The required result is each line of the entries below containing the string "Pictures".

> _Records to use_:
++++

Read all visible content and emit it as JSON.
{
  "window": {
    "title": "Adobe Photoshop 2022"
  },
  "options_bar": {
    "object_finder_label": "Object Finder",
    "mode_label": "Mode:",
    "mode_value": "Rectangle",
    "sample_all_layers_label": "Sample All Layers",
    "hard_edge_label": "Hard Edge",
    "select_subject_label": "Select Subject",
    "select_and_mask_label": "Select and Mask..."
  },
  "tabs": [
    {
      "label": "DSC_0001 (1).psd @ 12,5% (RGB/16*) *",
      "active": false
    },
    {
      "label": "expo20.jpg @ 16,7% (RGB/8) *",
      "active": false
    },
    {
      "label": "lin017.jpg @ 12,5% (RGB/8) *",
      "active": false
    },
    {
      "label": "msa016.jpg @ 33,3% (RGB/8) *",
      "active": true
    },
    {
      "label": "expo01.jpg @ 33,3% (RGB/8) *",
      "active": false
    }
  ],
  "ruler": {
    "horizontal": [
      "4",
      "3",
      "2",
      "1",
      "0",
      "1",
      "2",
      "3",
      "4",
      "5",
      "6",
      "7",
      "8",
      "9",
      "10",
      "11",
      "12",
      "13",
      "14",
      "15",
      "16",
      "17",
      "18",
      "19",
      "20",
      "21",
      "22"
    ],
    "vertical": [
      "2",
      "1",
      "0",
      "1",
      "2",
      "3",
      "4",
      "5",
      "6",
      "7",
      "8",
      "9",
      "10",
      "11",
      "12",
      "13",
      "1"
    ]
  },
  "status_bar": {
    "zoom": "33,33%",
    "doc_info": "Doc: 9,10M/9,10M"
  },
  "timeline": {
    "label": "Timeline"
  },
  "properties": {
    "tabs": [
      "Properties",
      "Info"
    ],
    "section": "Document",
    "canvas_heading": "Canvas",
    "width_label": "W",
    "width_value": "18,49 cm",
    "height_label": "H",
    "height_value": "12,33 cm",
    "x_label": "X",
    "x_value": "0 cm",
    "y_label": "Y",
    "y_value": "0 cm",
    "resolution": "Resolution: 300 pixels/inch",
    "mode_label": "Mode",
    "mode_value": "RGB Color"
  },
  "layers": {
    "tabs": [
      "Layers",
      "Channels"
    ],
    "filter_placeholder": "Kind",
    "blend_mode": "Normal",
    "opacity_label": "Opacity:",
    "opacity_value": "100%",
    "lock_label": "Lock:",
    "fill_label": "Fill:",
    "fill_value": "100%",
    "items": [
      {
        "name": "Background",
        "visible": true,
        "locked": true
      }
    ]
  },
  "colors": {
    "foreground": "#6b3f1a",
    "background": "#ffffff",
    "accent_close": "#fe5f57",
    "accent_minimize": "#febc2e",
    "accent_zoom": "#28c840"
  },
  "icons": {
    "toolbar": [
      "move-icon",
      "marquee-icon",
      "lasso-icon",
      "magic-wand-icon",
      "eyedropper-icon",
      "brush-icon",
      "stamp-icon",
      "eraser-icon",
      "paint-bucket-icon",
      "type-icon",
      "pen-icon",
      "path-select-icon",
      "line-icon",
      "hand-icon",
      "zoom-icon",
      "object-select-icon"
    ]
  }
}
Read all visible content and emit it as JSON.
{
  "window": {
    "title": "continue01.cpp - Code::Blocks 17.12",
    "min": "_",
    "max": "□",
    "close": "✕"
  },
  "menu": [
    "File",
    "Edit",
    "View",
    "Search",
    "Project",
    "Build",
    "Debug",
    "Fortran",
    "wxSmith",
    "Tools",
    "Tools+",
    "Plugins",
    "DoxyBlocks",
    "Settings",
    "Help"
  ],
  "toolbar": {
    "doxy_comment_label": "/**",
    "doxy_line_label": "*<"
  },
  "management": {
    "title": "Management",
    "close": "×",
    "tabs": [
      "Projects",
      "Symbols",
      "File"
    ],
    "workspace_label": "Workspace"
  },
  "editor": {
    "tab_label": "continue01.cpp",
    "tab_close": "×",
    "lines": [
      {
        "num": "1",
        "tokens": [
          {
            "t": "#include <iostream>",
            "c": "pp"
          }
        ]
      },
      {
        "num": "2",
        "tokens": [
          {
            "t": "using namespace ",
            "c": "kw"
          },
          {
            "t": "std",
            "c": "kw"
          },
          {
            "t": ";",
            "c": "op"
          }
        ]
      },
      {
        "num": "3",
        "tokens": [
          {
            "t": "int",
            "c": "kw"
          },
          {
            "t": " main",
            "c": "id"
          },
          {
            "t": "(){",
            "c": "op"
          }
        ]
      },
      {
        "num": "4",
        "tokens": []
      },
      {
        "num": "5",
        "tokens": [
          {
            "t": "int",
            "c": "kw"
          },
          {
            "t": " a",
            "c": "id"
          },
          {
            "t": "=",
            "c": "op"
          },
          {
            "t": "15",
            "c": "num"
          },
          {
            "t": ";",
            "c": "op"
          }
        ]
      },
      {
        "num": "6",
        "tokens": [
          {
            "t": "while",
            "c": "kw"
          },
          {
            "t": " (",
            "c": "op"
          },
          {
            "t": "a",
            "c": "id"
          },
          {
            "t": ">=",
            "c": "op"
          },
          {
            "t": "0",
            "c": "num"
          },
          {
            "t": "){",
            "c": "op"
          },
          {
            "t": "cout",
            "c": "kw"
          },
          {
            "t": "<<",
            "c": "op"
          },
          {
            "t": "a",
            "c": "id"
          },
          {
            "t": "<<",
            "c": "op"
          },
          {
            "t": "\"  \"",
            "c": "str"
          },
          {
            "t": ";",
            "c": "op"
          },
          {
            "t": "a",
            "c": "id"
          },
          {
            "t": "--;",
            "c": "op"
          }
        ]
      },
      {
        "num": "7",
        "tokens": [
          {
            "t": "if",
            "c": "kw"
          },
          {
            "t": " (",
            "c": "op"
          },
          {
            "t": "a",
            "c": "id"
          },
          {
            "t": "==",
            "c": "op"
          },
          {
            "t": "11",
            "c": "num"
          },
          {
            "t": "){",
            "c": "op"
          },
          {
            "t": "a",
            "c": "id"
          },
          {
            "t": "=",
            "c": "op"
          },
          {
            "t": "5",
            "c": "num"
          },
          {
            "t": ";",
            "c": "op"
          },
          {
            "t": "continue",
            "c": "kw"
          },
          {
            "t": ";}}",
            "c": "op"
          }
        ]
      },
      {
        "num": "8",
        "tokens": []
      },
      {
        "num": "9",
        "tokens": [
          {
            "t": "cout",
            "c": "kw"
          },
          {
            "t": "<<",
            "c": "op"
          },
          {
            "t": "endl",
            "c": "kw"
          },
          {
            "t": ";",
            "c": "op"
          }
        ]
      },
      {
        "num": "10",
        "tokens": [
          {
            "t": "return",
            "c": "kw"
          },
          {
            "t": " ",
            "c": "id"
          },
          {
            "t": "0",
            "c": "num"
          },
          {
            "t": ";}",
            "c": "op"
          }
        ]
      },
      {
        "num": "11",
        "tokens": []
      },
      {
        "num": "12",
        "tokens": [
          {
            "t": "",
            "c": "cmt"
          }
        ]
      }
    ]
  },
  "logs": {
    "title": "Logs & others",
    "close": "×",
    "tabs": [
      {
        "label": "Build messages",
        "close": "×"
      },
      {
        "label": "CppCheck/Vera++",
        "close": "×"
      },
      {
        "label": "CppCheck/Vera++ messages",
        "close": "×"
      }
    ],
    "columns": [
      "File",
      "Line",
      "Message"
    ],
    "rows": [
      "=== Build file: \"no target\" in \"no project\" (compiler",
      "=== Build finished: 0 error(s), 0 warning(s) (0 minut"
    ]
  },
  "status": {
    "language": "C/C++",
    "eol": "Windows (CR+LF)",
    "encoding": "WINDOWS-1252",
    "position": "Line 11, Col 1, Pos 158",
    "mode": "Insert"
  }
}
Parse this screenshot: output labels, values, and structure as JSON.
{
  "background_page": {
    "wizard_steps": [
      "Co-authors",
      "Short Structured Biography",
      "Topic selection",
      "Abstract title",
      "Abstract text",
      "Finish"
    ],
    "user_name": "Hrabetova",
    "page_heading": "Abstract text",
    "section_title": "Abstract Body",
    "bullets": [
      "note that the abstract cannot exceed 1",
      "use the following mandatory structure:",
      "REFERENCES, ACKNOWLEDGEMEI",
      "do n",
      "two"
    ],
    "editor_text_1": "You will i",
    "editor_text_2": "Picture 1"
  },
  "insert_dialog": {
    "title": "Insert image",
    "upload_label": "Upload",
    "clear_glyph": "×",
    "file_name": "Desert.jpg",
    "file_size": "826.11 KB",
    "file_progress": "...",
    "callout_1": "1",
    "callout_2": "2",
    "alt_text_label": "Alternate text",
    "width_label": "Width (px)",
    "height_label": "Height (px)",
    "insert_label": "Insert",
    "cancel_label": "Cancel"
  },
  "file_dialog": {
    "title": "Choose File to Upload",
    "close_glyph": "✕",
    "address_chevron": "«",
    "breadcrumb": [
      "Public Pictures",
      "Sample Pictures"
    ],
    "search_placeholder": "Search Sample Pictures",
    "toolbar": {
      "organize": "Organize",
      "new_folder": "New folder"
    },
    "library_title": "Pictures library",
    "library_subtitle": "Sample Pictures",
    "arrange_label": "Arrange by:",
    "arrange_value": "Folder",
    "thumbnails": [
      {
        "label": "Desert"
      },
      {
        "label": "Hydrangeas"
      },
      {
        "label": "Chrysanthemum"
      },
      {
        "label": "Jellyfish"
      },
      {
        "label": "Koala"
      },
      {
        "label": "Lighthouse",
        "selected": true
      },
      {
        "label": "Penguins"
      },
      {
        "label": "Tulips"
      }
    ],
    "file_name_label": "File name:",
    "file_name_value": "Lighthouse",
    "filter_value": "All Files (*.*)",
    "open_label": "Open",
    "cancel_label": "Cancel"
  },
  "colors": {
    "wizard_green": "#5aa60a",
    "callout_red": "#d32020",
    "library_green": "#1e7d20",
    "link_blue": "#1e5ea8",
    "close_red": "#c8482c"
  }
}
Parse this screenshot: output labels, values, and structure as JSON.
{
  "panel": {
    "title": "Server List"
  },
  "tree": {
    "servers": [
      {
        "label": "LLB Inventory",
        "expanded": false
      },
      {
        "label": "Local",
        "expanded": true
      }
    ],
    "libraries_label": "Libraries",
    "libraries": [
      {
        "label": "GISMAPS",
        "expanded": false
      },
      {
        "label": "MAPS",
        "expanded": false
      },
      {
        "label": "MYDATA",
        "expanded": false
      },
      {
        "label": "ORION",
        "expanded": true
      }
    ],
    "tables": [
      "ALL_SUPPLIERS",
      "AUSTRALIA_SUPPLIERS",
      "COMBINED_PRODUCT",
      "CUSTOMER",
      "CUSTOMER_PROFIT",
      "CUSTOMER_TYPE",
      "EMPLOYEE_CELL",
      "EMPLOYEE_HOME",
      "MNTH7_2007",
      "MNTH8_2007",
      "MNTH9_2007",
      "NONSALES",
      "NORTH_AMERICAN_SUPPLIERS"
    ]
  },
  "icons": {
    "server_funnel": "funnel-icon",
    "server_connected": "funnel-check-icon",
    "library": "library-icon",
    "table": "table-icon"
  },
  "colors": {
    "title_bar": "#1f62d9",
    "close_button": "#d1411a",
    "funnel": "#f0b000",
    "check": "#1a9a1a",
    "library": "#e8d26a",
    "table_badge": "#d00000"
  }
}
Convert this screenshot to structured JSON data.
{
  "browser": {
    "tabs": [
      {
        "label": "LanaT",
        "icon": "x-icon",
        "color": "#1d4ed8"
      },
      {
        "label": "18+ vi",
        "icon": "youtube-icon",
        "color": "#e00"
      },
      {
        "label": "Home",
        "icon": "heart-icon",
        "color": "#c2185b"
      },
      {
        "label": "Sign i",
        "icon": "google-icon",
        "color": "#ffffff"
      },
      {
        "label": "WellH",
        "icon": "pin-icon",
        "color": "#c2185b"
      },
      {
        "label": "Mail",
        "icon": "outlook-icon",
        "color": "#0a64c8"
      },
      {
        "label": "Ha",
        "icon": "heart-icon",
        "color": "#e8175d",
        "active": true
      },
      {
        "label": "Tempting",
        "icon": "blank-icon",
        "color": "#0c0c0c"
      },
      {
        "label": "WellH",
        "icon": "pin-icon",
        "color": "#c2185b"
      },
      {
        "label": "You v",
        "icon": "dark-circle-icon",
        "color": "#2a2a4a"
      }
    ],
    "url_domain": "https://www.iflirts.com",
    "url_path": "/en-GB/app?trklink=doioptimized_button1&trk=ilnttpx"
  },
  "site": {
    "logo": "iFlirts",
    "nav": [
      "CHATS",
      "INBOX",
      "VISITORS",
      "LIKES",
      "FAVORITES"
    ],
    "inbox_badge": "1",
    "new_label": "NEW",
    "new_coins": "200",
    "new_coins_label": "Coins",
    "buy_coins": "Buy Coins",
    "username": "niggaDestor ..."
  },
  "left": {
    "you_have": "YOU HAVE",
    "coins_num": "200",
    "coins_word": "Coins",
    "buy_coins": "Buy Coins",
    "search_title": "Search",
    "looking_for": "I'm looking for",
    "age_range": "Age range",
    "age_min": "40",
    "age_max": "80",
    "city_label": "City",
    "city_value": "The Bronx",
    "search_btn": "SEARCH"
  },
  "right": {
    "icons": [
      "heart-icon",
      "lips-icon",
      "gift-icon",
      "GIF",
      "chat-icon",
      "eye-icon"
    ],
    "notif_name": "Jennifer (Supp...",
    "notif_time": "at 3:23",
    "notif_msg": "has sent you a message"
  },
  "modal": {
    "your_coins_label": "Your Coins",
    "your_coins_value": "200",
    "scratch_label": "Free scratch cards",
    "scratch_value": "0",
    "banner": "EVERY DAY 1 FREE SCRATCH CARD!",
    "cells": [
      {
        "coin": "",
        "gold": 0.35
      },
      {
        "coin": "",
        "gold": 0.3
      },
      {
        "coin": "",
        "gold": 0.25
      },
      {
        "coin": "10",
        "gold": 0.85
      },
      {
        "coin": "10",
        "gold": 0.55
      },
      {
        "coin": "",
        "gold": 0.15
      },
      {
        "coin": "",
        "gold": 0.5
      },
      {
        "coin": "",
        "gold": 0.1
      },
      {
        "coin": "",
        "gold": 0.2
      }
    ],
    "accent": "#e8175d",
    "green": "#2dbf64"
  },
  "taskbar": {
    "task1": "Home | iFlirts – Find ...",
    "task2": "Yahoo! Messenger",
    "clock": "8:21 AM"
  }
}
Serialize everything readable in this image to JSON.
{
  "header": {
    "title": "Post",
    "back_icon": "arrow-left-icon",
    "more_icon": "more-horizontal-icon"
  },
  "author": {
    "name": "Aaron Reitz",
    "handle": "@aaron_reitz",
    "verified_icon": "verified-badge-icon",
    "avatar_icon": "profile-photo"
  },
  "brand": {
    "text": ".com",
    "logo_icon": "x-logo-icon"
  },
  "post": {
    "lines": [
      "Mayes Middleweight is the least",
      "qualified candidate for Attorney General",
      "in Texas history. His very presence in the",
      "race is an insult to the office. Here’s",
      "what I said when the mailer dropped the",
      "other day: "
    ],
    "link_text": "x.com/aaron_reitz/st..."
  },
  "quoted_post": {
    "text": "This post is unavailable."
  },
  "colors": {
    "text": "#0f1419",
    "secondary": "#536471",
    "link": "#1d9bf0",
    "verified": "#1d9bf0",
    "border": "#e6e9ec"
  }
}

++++

> _Output_:
      "Public Pictures",
      "Sample Pictures"
    "search_placeholder": "Search Sample Pictures",
    "library_title": "Pictures library",
    "library_subtitle": "Sample Pictures",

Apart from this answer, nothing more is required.